- Problem description -
Looking at the data below, count the lines that contain the string "this". Write only the total.

(Component data from apps and pages)
┄┄┄┄┄┄┄┄┄┄

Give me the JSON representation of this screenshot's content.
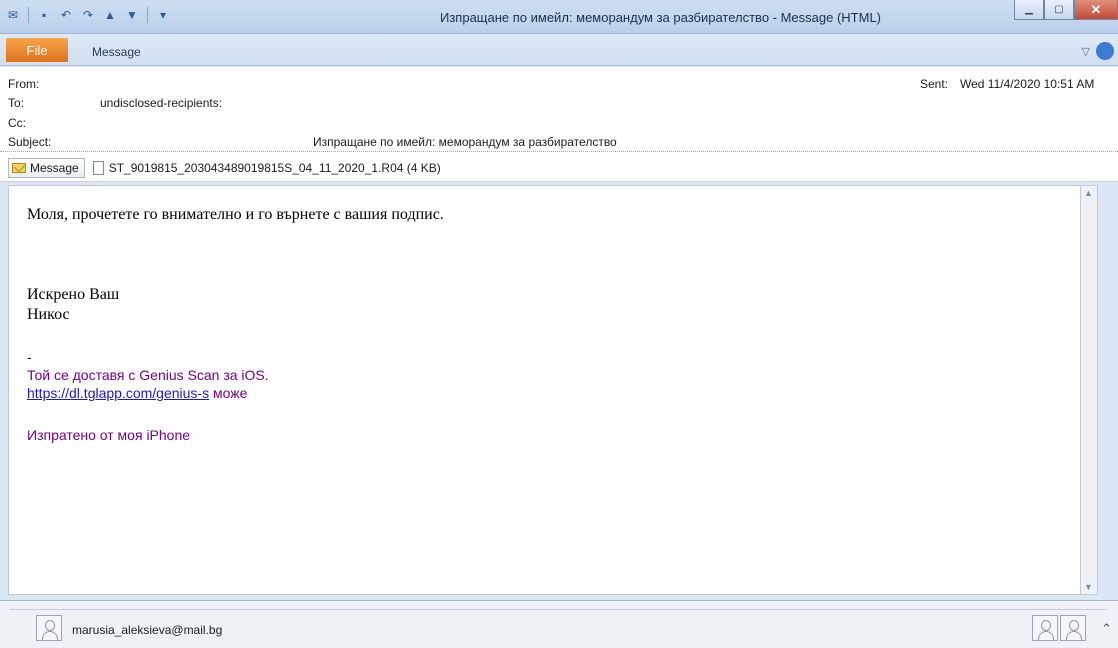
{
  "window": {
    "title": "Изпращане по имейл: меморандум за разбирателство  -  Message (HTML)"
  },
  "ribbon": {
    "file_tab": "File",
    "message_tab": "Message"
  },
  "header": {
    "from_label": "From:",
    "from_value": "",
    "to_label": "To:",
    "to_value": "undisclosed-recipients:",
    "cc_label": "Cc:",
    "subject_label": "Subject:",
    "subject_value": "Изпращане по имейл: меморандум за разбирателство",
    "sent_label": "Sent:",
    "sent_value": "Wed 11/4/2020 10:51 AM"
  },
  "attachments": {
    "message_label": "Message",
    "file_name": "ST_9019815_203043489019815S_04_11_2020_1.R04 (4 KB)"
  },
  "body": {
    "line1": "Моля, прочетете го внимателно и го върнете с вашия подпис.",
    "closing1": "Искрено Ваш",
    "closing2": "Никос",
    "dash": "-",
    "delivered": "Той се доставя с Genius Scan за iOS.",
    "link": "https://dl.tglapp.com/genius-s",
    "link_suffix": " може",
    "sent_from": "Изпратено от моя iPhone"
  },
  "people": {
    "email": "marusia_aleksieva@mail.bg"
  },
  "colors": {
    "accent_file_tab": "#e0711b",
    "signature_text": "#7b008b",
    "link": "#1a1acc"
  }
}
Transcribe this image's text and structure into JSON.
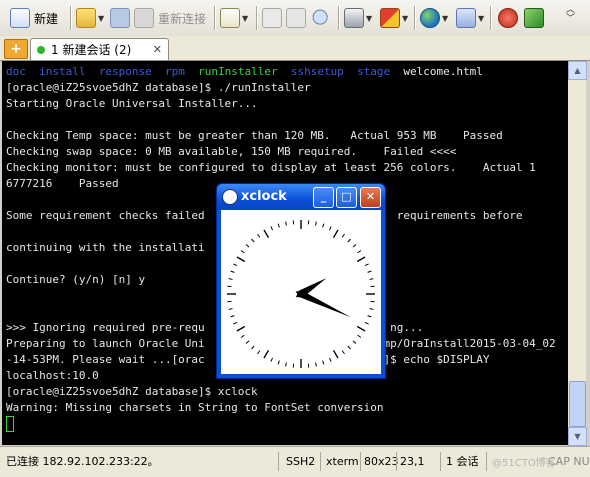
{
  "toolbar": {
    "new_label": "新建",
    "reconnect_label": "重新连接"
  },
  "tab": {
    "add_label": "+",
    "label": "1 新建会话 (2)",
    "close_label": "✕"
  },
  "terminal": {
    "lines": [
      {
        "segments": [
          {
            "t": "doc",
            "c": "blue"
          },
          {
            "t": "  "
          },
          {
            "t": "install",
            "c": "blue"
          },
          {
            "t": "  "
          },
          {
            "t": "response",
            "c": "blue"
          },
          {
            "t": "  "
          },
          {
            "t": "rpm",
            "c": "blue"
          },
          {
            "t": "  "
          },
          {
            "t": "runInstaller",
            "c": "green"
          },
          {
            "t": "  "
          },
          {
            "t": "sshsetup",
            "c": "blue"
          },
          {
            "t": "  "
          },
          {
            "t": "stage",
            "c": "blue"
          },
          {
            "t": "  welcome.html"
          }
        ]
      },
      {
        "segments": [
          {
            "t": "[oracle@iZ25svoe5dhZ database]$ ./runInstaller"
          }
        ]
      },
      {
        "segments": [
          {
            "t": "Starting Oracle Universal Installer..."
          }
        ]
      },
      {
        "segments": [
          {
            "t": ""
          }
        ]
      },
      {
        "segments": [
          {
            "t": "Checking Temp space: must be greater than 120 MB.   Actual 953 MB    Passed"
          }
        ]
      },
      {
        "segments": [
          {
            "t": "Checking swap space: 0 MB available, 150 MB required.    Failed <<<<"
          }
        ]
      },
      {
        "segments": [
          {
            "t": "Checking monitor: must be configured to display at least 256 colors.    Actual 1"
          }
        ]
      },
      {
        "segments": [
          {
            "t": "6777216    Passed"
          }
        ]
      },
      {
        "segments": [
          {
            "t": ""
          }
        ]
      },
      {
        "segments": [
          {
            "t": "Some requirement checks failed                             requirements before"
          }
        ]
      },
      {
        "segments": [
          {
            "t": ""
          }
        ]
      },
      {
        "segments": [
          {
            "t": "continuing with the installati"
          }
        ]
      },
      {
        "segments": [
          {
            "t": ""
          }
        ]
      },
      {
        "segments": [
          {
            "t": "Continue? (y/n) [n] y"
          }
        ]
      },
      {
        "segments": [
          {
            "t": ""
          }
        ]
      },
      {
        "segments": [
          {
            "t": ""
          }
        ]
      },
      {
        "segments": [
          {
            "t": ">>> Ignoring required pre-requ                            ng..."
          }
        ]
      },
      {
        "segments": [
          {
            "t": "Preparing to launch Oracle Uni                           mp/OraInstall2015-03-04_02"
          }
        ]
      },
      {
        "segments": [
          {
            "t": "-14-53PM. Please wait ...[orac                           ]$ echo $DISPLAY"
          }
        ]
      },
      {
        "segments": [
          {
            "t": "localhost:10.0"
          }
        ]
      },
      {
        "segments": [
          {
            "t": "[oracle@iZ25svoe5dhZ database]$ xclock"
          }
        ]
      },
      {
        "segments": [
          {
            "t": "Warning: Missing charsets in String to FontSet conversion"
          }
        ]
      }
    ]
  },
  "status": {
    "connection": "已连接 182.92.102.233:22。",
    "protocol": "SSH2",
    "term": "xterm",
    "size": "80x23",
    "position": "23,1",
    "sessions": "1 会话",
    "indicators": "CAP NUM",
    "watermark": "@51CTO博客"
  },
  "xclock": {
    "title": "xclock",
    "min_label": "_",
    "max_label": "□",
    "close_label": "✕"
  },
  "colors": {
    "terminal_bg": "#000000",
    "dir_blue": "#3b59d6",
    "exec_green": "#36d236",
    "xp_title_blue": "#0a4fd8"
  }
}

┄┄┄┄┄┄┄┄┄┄

- Result of the task -
2